Skott: People should allow themselves to feel things. It’s beautiful to get affected. It’s the most magical thing when you get teary from a song, isn’t it? It’s so special what music can do. I think it can open rooms that you’ve locked and can trigger things in people that they try to deny or escape from. I want to open those boxes. I want to help people get to know themselves.
Twelve’Len: Music doesn’t have a face. I get a lot of people judging me before they hear my music thinking I’m some type of rapper. I have gold teeth and tattoos. They try to categorize me based on my appearance. But I grew up in an environment that was majority hip-hop-influenced, but also you have music like Frankie Beverly and Mason Al Green who also came from those types of communities. I just want to convey that music doesn’t have a face. You can be who you want and project what you want, no matter where you’re from.
How do you seek out inspiration?
Skott: I think when musicians get caught up in work, and are in the studio or traveling or performing all the time, that’s when the danger of losing your real inspiration comes. I’ve found that this year, one of the biggest challenges is to keep doing the things that inspire you to make music—just live normal life. Take time for your friends and your family, go on that hike.
Twelve’Len: I try to disconnect myself from music and just live regular. Just go to the movies, go to football games, do regular things. Everything inspires me so I just try to get out of the actual studio itself, and that inspires me just enough.
What are your expectations for the collaborative session today?
I just want to convey that music doesn’t have a face.
Skott: Expectations can be dangerous sometimes. So I’ve been learning to not expect things. I just want to go with the flow and see what happens. You can’t really force music, so you just have to let it come.
Twelve’Len: [Skott’s] music is amazing, so I hope to create something beautiful. We both come from completely different worlds, even with the style of music to a certain extent, so I’m anxious to see what comes from it.
What’s your typical songwriting process, and how does that change when you’re working with another artist?
Skott: When you’re working with another artist, you need to make sure you’re both happy and both of you need to have the last word. So you need to compromise and be open to that. Sometimes when I collaborate with a songwriter, I can be a bit bossy. That doesn’t sound good, but it’s like that. It can be a challenge when you’re working with another artist to compromise in that way.

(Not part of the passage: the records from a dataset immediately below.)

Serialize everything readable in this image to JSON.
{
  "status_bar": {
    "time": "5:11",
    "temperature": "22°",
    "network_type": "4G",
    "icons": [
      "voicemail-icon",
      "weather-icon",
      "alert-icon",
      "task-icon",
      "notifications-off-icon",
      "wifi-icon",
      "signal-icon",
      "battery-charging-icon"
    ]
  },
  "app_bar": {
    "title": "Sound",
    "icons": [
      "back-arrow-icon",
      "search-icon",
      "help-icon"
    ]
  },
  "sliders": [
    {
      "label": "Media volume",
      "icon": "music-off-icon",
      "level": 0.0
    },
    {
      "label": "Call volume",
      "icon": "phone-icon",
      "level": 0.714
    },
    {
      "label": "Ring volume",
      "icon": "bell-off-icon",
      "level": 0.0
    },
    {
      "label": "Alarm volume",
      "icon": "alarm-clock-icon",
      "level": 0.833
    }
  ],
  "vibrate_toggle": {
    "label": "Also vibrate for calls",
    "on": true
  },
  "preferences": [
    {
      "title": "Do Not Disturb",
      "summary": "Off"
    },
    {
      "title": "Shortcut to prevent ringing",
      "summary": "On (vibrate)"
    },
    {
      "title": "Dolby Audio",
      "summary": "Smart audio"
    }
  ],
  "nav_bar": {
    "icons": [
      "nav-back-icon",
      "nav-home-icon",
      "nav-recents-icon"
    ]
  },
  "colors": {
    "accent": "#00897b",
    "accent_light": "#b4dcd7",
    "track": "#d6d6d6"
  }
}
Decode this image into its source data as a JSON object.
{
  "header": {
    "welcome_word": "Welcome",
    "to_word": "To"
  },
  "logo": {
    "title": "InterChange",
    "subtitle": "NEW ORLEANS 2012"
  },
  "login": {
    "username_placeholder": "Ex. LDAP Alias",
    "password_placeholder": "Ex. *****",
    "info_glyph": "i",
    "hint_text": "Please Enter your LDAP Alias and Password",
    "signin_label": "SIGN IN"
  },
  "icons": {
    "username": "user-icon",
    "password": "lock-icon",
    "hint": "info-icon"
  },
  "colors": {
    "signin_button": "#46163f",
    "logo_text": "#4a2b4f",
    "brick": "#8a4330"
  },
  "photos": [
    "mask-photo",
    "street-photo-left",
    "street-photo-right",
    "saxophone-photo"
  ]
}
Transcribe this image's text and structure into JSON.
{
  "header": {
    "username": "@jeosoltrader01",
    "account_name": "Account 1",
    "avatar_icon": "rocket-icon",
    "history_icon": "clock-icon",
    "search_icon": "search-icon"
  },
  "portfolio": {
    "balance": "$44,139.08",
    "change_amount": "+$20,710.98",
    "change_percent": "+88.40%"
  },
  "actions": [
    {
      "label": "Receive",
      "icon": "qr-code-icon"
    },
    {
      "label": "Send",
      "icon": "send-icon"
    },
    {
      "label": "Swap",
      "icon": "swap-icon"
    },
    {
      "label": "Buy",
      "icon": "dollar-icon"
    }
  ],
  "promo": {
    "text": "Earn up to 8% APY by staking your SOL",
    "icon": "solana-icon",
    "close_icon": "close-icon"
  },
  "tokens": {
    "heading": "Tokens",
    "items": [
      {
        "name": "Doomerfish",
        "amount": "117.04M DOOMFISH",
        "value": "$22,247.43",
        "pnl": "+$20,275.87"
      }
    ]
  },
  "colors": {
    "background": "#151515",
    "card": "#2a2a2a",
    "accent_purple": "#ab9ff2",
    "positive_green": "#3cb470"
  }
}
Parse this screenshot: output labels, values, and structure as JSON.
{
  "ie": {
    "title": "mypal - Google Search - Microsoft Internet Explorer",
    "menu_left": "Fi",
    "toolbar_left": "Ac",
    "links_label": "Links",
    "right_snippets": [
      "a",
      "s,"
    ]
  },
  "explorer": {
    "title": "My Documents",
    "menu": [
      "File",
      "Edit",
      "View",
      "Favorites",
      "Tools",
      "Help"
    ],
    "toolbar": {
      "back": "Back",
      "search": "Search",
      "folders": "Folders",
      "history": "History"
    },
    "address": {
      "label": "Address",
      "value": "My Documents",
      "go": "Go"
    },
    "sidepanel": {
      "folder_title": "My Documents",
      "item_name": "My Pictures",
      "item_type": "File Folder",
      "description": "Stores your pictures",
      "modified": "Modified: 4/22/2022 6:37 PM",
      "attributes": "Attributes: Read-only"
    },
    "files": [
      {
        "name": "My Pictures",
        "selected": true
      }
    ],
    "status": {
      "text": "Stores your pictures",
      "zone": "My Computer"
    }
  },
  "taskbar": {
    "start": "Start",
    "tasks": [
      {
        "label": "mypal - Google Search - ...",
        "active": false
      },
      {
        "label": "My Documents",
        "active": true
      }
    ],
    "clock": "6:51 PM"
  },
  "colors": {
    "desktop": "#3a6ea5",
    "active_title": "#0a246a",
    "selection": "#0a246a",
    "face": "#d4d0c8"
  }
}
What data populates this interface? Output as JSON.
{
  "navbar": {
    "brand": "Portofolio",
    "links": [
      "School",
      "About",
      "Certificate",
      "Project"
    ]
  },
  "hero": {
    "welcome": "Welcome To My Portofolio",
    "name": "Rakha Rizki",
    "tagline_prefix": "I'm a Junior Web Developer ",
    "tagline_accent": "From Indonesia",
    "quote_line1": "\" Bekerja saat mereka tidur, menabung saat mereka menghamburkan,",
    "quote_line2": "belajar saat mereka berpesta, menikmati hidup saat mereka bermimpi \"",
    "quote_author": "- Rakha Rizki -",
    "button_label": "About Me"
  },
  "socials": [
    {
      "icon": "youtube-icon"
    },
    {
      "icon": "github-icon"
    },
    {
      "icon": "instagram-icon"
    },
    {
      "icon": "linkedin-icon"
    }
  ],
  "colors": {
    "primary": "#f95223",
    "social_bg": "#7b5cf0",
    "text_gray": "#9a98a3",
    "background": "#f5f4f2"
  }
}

Twelve’Len: I like to work hands on with the producer, mainly. So I do a lot of executive producing and production for myself. But when it’s just me, it’s just me doing my thing. I like to light my candles and sit inside a studio and just write and record. But working with another artist, I like to leave room and [to] let them lead as well, because I have to learn [too].
What’s the most rewarding part of collaborating with other artists and meeting them in the middle?
Skott: With anything in life, when you’ve done something together with someone, you get to share it together, too. It’s so much more fun to be happy about something together. That’s the best part.
I want to open those boxes. I want to help people get to know themselves.
Twelve’Len: The biggest gain from collaborating is being able to work with someone and learn from someone. I started off rapping, so it’s fast-paced, all about syllables and different flows. But when it’s singing, you can take your time to get the message across more clearly.
I’m always trying to learn different ways to go about writing.
How important is it to collaborate—within music, and also in the world at large?
Skott: It’s really important to collaborate in the world in general. You can learn so much from each other. You challenge each other, which can be very scary or painful even sometimes, but that’s how we grow.
Twelve’Len: If all you know is yourself, then that’s all you’re gonna know. If all you know is the people around you, you’re only gonna know as much as those people know. You always have to try to expand and be open to learn and grow, whatever your craft is.